**EXERCISE:**
Could you please reproduce all the records below exactly, leaving out the images?

**Records contained in a dataset:**

------------------------------

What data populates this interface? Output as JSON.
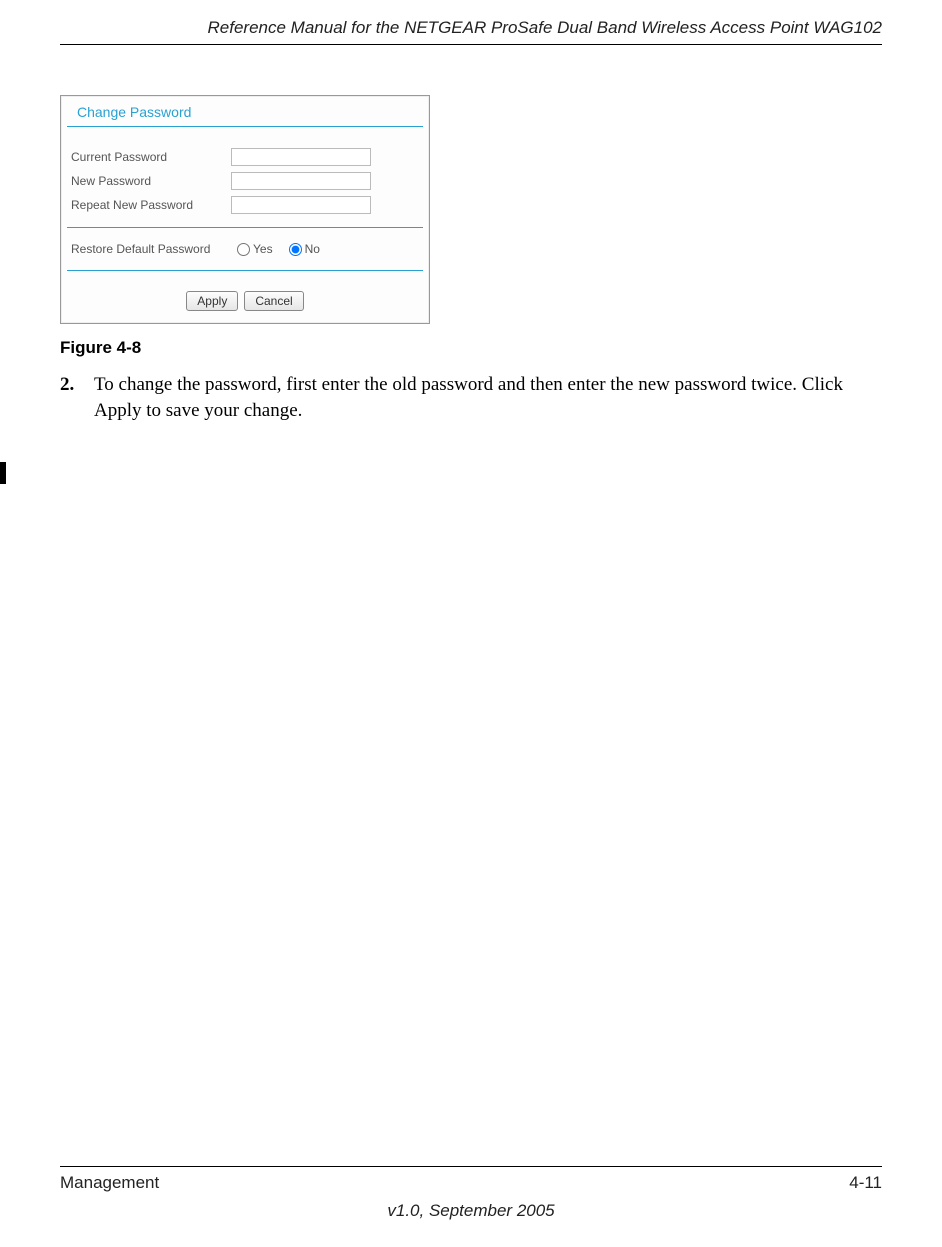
{
  "header": {
    "title": "Reference Manual for the NETGEAR ProSafe Dual Band Wireless Access Point WAG102"
  },
  "panel": {
    "title": "Change Password",
    "fields": {
      "current": "Current Password",
      "new": "New Password",
      "repeat": "Repeat New Password"
    },
    "restore": {
      "label": "Restore Default Password",
      "yes": "Yes",
      "no": "No"
    },
    "buttons": {
      "apply": "Apply",
      "cancel": "Cancel"
    }
  },
  "caption": "Figure 4-8",
  "step": {
    "num": "2.",
    "text": "To change the password, first enter the old password and then enter the new password twice. Click Apply to save your change."
  },
  "footer": {
    "section": "Management",
    "page": "4-11",
    "version": "v1.0, September 2005"
  }
}
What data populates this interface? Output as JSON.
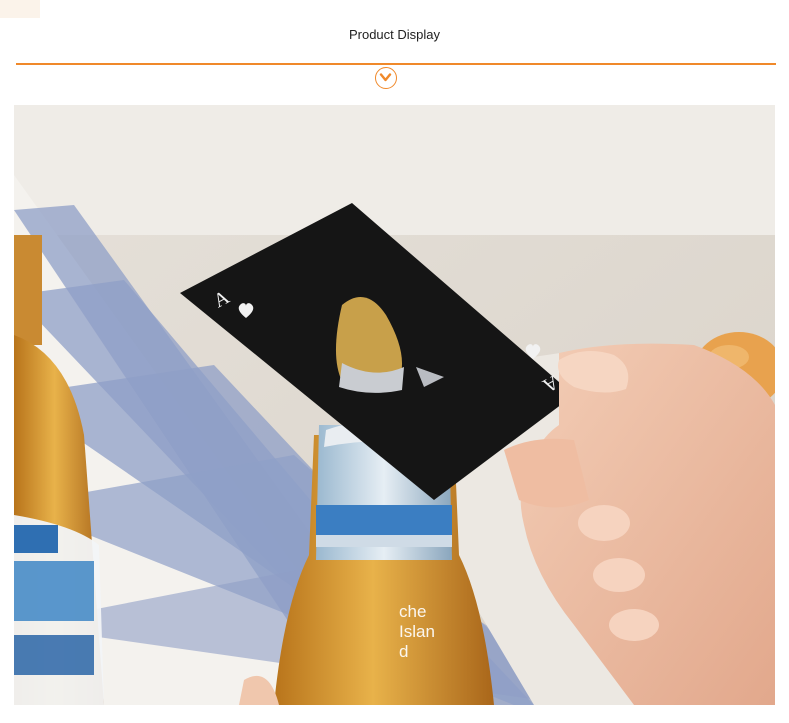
{
  "header": {
    "title": "Product Display"
  },
  "icons": {
    "section_arrow": "chevron-down-circle-icon"
  },
  "colors": {
    "accent": "#f0892a",
    "card": "#141414"
  },
  "photo": {
    "watermark_lines": [
      "che",
      "Islan",
      "d"
    ]
  }
}
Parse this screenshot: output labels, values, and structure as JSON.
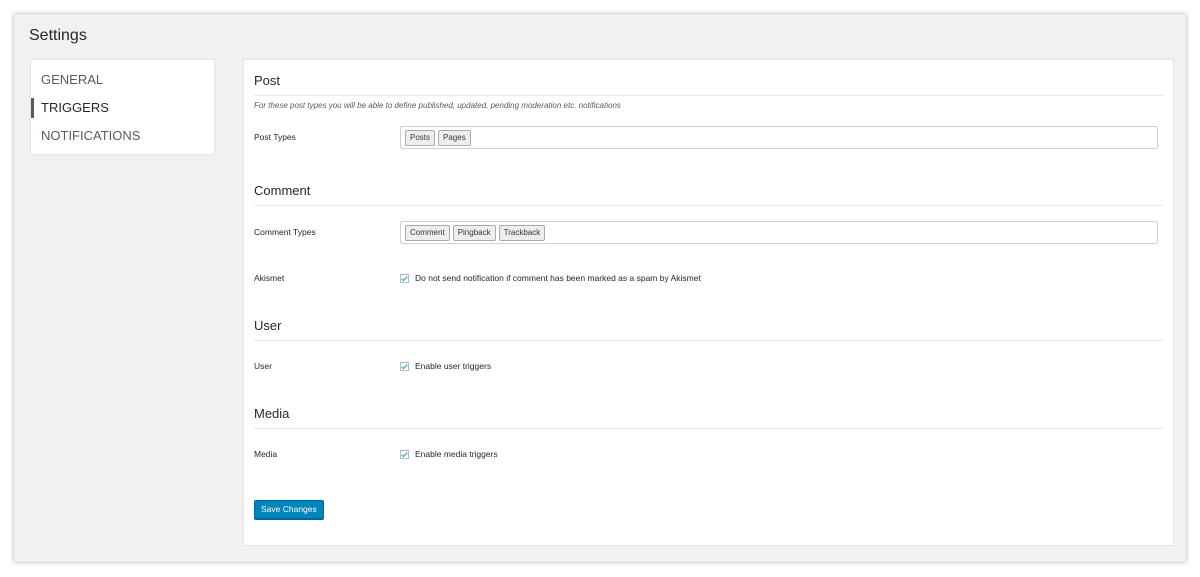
{
  "page": {
    "title": "Settings"
  },
  "tabs": [
    {
      "label": "GENERAL",
      "active": false
    },
    {
      "label": "TRIGGERS",
      "active": true
    },
    {
      "label": "NOTIFICATIONS",
      "active": false
    }
  ],
  "sections": {
    "post": {
      "title": "Post",
      "description": "For these post types you will be able to define published, updated, pending moderation etc. notifications",
      "post_types": {
        "label": "Post Types",
        "chips": [
          "Posts",
          "Pages"
        ]
      }
    },
    "comment": {
      "title": "Comment",
      "comment_types": {
        "label": "Comment Types",
        "chips": [
          "Comment",
          "Pingback",
          "Trackback"
        ]
      },
      "akismet": {
        "label": "Akismet",
        "checkbox_label": "Do not send notification if comment has been marked as a spam by Akismet",
        "checked": true
      }
    },
    "user": {
      "title": "User",
      "field": {
        "label": "User",
        "checkbox_label": "Enable user triggers",
        "checked": true
      }
    },
    "media": {
      "title": "Media",
      "field": {
        "label": "Media",
        "checkbox_label": "Enable media triggers",
        "checked": true
      }
    }
  },
  "actions": {
    "save_label": "Save Changes"
  },
  "colors": {
    "primary_button": "#0085ba",
    "checkmark": "#1e8cbe",
    "background": "#f1f1f1"
  }
}
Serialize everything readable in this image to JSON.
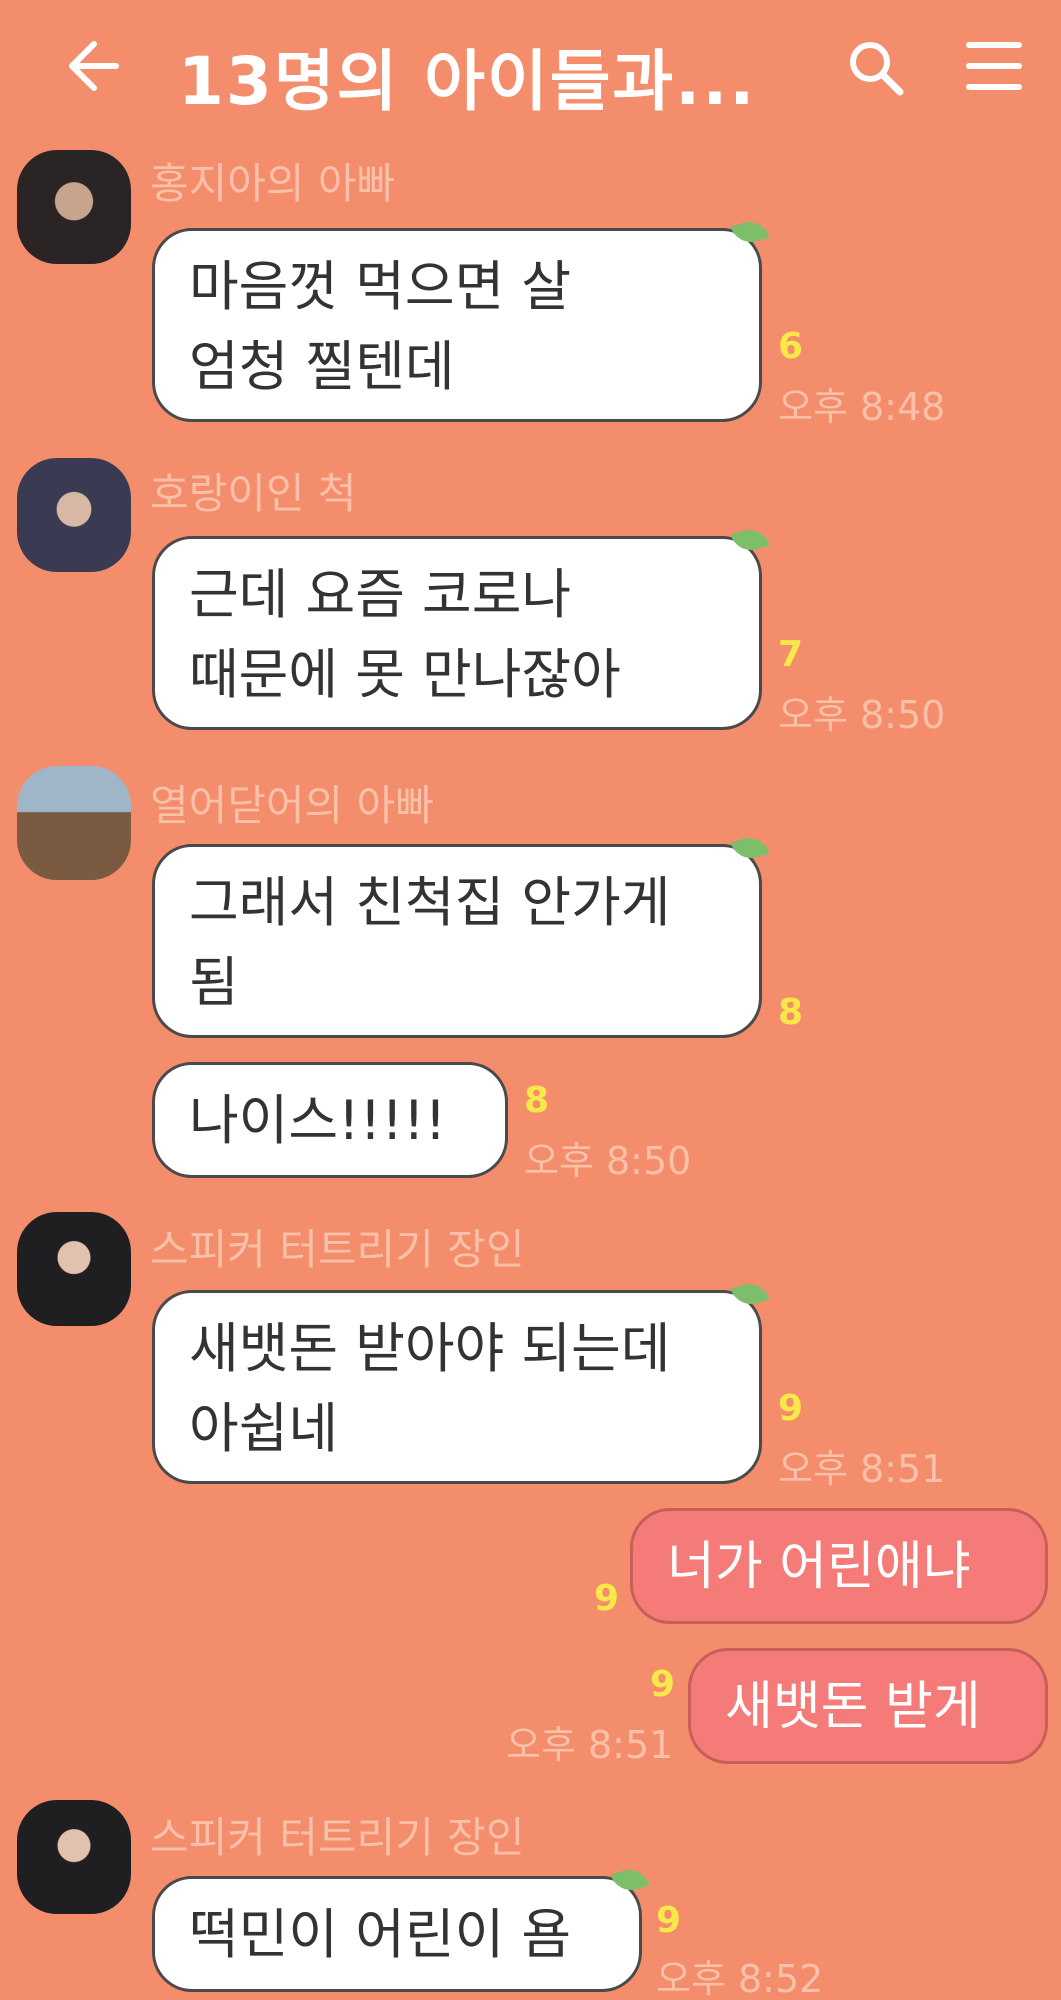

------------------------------

**ANSWER BOX:**
What data populates this interface? Output as JSON.
{
  "header": {
    "title": "Reference Manual for the NETGEAR ProSafe Dual Band Wireless Access Point WAG102"
  },
  "panel": {
    "title": "Change Password",
    "fields": {
      "current": "Current Password",
      "new": "New Password",
      "repeat": "Repeat New Password"
    },
    "restore": {
      "label": "Restore Default Password",
      "yes": "Yes",
      "no": "No"
    },
    "buttons": {
      "apply": "Apply",
      "cancel": "Cancel"
    }
  },
  "caption": "Figure 4-8",
  "step": {
    "num": "2.",
    "text": "To change the password, first enter the old password and then enter the new password twice. Click Apply to save your change."
  },
  "footer": {
    "section": "Management",
    "page": "4-11",
    "version": "v1.0, September 2005"
  }
}
What data populates this interface? Output as JSON.
{
  "header": {
    "title": "Product Display"
  },
  "icons": {
    "section_arrow": "chevron-down-circle-icon"
  },
  "colors": {
    "accent": "#f0892a",
    "card": "#141414"
  },
  "photo": {
    "watermark_lines": [
      "che",
      "Islan",
      "d"
    ]
  }
}
Parse this screenshot: output labels, values, and structure as JSON.
{
  "page": {
    "title": "Settings"
  },
  "tabs": [
    {
      "label": "GENERAL",
      "active": false
    },
    {
      "label": "TRIGGERS",
      "active": true
    },
    {
      "label": "NOTIFICATIONS",
      "active": false
    }
  ],
  "sections": {
    "post": {
      "title": "Post",
      "description": "For these post types you will be able to define published, updated, pending moderation etc. notifications",
      "post_types": {
        "label": "Post Types",
        "chips": [
          "Posts",
          "Pages"
        ]
      }
    },
    "comment": {
      "title": "Comment",
      "comment_types": {
        "label": "Comment Types",
        "chips": [
          "Comment",
          "Pingback",
          "Trackback"
        ]
      },
      "akismet": {
        "label": "Akismet",
        "checkbox_label": "Do not send notification if comment has been marked as a spam by Akismet",
        "checked": true
      }
    },
    "user": {
      "title": "User",
      "field": {
        "label": "User",
        "checkbox_label": "Enable user triggers",
        "checked": true
      }
    },
    "media": {
      "title": "Media",
      "field": {
        "label": "Media",
        "checkbox_label": "Enable media triggers",
        "checked": true
      }
    }
  },
  "actions": {
    "save_label": "Save Changes"
  },
  "colors": {
    "primary_button": "#0085ba",
    "checkmark": "#1e8cbe",
    "background": "#f1f1f1"
  }
}
Serialize everything readable in this image to JSON.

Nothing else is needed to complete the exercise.